## YOUR ASSIGNMENT
Please work out how many lines in the entries below include the string "this", and reply with the number alone.

(Items from an interface collection)
----------------
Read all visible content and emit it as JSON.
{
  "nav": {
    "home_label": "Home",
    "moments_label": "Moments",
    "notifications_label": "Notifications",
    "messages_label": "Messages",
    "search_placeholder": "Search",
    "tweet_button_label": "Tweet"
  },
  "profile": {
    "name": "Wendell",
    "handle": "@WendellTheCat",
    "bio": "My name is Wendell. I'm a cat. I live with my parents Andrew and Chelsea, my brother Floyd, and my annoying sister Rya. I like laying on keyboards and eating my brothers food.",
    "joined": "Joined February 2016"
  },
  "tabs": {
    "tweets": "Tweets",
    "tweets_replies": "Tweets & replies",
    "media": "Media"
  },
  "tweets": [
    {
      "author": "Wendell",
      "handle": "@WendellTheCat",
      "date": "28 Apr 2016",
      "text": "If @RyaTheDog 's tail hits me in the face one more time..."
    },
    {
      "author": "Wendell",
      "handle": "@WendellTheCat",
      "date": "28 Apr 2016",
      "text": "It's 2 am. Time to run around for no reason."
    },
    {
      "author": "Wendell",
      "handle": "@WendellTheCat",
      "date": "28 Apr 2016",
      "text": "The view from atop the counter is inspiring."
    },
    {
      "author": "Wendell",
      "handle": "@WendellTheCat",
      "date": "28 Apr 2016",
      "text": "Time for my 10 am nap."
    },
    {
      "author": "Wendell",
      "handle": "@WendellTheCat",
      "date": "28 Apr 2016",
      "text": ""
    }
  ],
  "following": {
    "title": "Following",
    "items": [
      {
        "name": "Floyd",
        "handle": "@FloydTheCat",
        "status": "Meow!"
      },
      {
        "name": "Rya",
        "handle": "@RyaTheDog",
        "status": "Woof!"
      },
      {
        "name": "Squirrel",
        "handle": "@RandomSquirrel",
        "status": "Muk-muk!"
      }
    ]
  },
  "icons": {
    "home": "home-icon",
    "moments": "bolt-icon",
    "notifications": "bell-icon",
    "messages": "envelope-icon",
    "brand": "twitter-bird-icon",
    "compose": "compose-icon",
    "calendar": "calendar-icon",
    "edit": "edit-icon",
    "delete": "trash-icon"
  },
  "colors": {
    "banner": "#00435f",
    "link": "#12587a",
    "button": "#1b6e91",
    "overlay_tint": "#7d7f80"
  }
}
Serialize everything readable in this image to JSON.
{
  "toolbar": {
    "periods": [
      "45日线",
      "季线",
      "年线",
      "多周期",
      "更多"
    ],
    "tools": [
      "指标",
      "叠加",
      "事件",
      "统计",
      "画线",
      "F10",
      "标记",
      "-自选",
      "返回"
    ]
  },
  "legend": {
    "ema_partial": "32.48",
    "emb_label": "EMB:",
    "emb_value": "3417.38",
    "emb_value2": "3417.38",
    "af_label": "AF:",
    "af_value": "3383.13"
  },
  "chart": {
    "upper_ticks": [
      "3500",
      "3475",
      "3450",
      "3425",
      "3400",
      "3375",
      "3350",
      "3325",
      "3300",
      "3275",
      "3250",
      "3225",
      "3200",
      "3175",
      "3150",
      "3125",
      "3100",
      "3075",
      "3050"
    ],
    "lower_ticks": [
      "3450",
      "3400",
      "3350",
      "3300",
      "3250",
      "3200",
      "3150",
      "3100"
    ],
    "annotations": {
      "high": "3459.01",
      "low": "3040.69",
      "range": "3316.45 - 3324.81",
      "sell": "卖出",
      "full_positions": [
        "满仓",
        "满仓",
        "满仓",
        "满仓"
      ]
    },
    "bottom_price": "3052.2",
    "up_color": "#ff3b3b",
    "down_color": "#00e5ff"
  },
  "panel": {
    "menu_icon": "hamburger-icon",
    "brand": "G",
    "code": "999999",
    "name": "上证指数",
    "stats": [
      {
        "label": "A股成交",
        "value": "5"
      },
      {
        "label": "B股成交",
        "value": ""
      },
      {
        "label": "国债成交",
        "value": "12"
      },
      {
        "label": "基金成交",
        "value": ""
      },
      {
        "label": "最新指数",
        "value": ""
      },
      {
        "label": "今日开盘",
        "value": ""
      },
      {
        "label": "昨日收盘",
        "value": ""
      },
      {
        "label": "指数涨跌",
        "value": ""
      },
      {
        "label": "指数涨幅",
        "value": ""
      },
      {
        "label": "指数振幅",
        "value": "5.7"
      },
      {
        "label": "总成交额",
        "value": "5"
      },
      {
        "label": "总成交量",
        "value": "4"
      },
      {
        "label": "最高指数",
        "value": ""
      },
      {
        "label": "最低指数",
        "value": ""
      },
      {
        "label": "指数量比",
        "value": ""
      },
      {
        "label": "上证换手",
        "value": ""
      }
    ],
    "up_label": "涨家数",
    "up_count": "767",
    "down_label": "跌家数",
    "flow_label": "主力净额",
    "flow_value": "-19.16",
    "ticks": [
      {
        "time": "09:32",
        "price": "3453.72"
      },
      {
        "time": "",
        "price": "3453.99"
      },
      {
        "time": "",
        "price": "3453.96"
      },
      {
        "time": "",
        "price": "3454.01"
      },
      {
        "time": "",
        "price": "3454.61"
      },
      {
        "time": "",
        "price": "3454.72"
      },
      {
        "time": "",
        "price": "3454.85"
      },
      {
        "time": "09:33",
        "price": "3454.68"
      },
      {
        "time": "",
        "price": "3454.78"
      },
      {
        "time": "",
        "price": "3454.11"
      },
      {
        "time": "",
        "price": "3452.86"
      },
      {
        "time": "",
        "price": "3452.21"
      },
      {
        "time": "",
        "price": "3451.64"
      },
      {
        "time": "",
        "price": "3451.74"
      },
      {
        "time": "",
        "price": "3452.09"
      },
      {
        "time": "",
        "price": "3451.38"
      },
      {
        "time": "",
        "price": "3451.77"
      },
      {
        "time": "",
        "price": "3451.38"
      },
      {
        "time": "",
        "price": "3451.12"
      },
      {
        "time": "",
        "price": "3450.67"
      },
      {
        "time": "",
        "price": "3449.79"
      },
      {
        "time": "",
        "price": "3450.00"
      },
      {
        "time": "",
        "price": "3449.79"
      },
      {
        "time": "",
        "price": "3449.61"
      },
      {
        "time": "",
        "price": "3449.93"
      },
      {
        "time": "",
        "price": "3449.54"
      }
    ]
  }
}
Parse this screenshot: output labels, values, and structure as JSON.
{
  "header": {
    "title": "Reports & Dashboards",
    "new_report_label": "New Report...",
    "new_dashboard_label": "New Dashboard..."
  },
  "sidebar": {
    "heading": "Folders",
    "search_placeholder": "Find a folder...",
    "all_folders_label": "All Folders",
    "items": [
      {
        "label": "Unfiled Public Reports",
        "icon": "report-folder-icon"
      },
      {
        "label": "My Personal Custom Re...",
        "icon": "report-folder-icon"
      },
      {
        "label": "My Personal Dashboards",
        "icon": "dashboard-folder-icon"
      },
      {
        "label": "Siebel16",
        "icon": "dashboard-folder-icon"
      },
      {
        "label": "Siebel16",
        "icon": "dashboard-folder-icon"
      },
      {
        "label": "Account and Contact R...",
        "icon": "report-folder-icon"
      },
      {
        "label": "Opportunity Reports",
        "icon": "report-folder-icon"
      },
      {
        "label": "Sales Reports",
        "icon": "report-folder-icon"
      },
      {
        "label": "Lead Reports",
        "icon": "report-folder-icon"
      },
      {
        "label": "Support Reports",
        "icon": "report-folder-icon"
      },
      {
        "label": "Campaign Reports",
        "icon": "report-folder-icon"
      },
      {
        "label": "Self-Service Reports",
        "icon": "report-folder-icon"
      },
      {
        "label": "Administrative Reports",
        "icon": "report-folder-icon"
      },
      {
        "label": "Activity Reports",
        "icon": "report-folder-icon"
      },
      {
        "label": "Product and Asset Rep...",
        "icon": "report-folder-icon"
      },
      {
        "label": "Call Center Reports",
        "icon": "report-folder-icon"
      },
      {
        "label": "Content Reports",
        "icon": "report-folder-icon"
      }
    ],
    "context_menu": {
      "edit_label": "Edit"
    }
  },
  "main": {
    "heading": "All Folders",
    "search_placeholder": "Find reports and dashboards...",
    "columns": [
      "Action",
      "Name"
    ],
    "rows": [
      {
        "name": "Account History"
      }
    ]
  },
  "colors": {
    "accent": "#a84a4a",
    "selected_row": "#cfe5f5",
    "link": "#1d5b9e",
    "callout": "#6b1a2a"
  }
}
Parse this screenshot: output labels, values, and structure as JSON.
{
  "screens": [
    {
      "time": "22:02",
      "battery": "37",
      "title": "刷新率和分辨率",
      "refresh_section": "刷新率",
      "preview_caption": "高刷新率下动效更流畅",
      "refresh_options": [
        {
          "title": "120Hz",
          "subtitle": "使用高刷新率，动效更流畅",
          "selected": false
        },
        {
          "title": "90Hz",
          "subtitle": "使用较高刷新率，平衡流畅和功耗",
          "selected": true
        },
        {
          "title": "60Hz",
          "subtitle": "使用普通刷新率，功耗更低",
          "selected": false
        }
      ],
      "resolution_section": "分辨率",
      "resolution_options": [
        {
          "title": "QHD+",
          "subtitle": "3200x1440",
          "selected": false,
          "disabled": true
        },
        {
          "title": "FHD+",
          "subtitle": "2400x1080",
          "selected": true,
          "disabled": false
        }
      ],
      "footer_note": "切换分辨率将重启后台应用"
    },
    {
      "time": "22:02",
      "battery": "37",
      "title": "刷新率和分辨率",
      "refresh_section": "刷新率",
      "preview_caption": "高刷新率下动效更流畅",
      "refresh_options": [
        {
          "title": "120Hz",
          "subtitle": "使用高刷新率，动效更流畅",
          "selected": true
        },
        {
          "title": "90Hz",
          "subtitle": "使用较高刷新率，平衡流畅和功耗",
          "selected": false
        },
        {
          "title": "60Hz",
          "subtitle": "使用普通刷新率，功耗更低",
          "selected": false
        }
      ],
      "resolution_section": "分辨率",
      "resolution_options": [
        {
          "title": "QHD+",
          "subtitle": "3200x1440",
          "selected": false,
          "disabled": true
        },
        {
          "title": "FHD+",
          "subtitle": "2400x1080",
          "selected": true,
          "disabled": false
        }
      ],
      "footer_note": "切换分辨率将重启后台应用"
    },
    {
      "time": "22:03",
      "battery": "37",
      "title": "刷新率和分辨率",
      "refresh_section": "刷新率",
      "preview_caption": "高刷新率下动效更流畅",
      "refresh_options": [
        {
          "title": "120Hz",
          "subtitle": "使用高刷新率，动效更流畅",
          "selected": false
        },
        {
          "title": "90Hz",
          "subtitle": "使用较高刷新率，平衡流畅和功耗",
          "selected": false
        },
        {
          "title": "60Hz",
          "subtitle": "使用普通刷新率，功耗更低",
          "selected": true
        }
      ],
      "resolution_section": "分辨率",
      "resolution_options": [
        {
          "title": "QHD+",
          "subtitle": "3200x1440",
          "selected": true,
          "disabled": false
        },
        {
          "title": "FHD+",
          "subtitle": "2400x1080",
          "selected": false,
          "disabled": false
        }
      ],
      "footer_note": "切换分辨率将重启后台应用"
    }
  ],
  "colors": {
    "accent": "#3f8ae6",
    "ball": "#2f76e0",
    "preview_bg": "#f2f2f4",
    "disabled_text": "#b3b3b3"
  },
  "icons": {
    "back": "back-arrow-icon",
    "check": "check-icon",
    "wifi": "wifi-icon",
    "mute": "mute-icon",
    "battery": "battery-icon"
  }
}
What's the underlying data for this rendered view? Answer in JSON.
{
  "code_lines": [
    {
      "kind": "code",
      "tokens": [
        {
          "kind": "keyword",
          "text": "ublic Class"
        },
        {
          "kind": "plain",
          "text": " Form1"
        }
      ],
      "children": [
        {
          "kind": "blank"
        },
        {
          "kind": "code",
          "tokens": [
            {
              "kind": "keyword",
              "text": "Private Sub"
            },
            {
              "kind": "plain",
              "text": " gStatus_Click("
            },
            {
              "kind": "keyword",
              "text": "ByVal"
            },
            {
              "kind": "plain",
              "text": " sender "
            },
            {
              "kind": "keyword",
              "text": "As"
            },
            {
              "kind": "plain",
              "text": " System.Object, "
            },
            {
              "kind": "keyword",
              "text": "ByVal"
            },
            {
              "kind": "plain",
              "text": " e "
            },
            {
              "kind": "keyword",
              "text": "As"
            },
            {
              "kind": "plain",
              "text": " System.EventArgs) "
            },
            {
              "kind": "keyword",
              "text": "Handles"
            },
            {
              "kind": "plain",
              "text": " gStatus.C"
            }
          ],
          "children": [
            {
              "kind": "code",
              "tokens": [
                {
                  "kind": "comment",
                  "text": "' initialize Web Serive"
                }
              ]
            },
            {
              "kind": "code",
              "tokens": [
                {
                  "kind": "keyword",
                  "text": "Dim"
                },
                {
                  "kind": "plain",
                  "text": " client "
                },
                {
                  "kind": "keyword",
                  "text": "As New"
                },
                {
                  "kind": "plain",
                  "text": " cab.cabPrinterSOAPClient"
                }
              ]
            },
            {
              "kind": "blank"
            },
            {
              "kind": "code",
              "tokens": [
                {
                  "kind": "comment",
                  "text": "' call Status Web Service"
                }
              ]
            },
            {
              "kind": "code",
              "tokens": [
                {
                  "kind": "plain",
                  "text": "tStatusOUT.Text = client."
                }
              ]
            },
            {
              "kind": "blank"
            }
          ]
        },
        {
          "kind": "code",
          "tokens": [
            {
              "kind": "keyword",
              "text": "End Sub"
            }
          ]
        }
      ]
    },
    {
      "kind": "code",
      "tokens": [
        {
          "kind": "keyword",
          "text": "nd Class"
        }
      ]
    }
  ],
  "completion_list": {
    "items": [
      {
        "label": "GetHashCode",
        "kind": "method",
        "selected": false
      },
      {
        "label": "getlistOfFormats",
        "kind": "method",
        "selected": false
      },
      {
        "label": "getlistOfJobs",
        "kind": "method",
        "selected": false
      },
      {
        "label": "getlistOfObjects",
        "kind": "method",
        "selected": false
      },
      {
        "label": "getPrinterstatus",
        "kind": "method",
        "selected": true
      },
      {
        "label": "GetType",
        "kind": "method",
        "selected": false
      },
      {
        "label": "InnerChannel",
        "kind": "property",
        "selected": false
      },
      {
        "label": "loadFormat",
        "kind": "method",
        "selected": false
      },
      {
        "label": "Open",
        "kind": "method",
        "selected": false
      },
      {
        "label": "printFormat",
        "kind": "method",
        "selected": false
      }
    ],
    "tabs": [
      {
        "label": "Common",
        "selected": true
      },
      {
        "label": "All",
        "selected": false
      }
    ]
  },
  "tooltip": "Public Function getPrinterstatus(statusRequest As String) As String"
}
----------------
## RESPONSE AREA
4